> THE PROBLEM: Your task is to find every line of the data that holds the string "heart" and copy it.

--*--

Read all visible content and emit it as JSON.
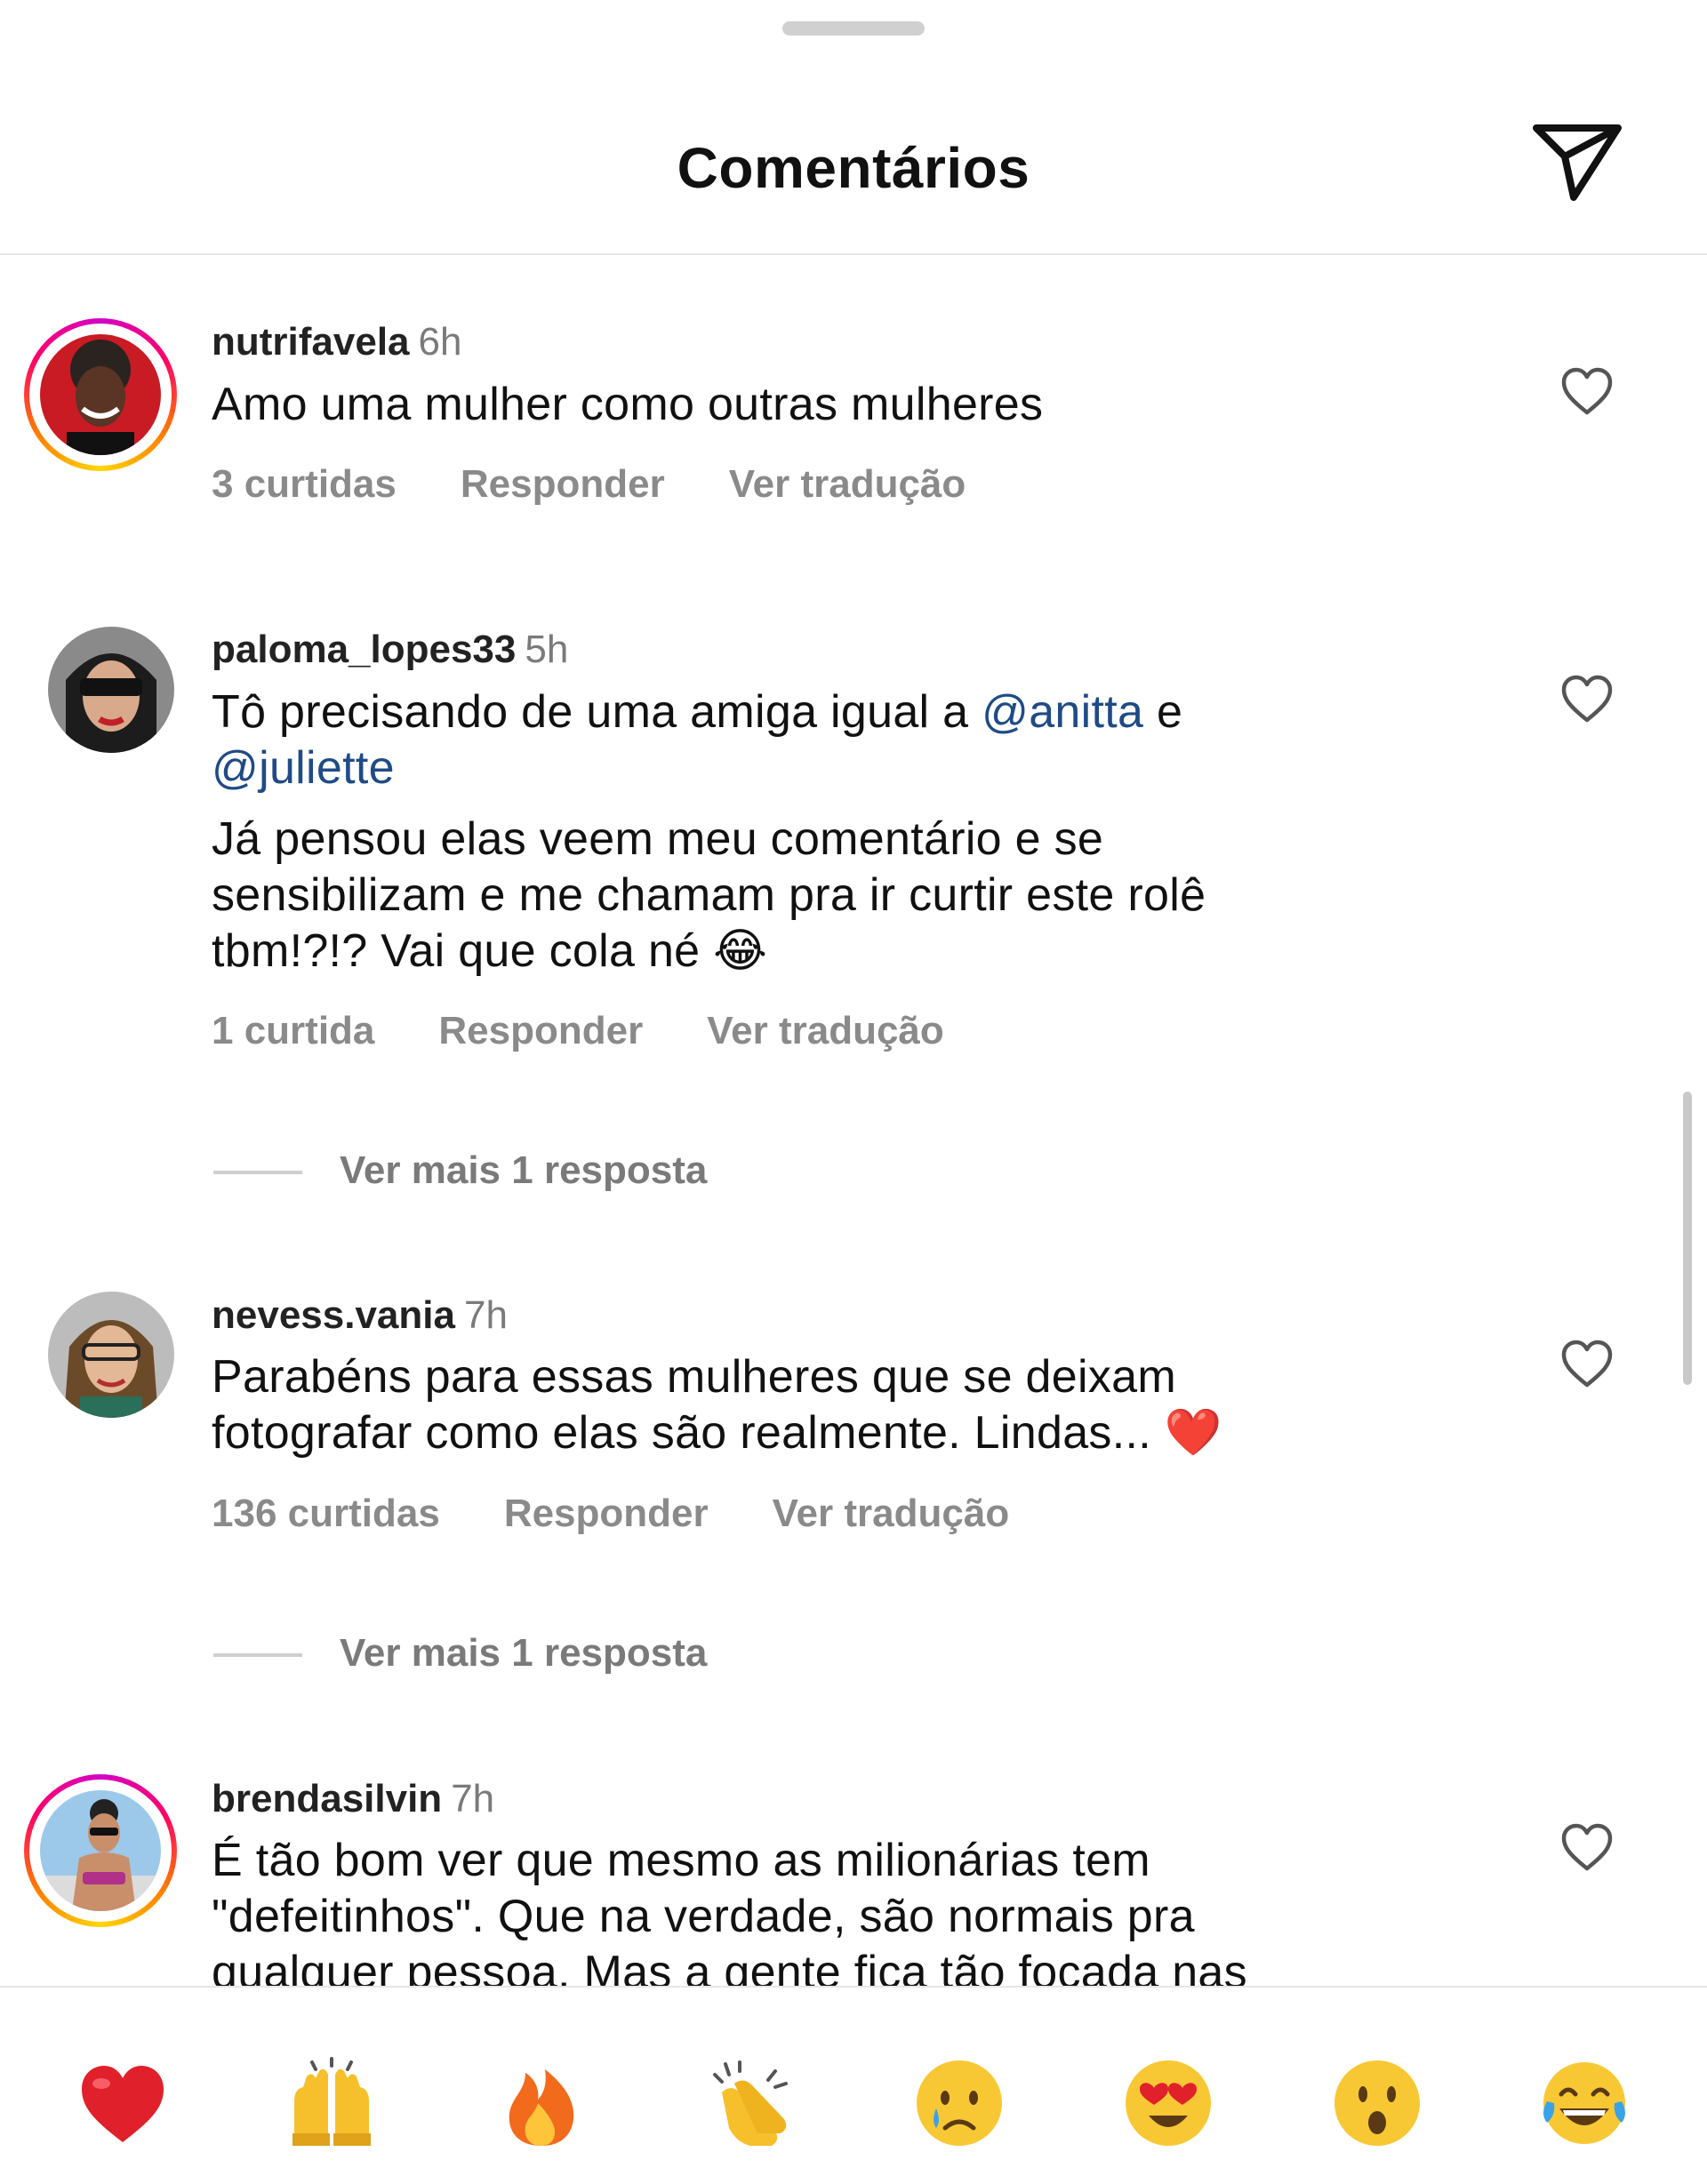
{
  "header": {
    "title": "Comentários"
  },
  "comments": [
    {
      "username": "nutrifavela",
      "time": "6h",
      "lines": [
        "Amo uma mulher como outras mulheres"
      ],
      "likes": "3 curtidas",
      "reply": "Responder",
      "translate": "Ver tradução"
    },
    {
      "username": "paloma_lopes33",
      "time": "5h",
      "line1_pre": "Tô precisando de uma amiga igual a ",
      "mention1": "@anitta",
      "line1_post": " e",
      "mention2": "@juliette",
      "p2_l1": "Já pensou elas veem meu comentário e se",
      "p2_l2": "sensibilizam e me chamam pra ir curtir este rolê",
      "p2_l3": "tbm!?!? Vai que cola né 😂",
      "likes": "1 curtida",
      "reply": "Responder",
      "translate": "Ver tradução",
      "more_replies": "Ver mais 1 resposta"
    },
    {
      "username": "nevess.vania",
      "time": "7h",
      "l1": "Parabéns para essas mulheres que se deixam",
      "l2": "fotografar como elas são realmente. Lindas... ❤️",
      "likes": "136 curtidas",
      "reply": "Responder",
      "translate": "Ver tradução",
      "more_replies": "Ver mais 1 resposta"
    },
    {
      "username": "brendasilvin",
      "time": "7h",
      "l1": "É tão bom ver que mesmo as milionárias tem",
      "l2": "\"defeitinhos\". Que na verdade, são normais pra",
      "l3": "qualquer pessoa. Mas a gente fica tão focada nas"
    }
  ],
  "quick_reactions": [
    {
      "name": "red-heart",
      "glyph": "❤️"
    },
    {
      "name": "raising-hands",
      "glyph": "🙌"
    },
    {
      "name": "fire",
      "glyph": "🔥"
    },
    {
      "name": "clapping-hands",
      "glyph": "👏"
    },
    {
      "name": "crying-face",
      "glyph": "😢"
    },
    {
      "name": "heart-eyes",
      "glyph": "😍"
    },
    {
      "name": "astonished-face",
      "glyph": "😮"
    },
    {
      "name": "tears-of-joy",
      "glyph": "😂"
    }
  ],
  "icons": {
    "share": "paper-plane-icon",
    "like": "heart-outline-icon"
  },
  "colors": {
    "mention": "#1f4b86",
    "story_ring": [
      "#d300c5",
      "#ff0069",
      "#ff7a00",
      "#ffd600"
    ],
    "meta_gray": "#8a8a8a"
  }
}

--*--

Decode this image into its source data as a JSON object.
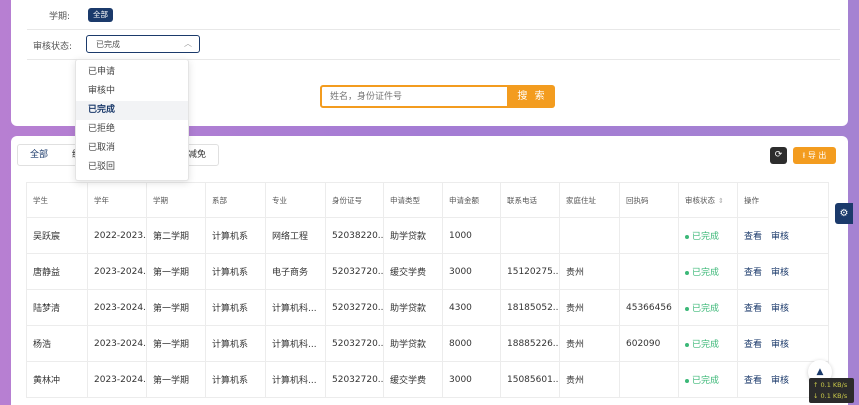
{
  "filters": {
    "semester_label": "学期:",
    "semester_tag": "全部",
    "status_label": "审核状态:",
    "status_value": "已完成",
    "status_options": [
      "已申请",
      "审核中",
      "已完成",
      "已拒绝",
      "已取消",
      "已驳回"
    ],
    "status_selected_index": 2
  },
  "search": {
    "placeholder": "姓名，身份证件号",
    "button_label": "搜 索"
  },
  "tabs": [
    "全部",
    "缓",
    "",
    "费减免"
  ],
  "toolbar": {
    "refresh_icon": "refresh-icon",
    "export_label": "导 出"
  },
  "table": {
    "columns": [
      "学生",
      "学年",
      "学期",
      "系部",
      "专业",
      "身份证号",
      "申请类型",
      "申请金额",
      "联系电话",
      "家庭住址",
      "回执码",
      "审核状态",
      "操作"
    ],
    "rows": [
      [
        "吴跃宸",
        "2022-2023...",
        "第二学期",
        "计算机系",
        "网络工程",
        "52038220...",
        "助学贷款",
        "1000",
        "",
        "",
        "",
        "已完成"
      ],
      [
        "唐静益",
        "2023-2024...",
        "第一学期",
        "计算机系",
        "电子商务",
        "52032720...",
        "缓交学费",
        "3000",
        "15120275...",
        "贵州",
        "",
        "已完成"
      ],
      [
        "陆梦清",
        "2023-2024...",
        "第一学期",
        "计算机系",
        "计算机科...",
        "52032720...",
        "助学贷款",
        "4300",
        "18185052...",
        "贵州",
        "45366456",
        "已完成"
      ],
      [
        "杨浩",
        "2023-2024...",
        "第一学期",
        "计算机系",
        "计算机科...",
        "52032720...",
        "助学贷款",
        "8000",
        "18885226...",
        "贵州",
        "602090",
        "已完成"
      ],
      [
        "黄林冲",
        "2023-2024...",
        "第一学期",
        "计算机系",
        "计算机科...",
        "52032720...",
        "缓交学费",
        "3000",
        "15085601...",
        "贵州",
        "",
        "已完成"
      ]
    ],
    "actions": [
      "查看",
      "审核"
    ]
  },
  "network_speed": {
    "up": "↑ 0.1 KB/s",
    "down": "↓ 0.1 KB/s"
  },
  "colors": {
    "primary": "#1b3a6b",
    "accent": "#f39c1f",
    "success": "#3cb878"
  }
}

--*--

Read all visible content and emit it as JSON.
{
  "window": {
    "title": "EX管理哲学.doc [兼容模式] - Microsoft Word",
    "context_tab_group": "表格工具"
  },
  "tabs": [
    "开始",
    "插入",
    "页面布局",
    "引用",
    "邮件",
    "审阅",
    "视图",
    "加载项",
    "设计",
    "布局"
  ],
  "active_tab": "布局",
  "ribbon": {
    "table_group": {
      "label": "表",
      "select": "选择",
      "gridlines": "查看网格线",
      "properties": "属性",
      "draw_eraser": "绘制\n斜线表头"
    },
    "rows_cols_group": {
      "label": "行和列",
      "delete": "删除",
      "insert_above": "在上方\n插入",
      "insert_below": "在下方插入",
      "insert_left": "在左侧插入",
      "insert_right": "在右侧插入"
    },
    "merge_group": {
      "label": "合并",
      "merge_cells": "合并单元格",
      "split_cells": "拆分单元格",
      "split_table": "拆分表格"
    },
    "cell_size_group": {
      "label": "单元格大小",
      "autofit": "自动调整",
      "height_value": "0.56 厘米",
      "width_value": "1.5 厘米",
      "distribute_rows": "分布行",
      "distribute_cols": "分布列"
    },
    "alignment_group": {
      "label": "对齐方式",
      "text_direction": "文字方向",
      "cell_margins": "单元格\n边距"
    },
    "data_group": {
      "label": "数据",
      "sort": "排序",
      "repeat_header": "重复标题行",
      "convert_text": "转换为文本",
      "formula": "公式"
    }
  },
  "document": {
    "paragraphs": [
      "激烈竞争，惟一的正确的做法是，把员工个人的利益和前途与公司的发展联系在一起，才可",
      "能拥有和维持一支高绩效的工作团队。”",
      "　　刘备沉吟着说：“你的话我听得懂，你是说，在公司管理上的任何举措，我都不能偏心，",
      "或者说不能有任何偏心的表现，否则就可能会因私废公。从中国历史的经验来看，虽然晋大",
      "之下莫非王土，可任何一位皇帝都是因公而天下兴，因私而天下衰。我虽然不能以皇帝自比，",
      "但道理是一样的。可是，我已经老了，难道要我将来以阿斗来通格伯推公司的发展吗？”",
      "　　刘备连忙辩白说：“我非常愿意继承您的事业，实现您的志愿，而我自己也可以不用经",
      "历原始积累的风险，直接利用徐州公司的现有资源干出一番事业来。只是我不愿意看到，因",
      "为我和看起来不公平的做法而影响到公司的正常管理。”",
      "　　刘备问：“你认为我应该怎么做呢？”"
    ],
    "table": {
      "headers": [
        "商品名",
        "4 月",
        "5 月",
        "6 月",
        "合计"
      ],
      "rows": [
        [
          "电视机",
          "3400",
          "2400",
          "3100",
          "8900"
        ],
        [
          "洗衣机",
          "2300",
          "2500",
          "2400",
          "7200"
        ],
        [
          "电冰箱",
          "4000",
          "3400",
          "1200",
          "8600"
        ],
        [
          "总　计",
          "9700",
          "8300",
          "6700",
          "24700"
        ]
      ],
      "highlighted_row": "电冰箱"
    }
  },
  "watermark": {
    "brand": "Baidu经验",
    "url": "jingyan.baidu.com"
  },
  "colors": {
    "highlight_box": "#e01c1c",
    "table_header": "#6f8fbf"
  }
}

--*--

> RESULT OF THE EXERCISE:
      "name": "red-heart",
      "name": "heart-eyes",
    "like": "heart-outline-icon"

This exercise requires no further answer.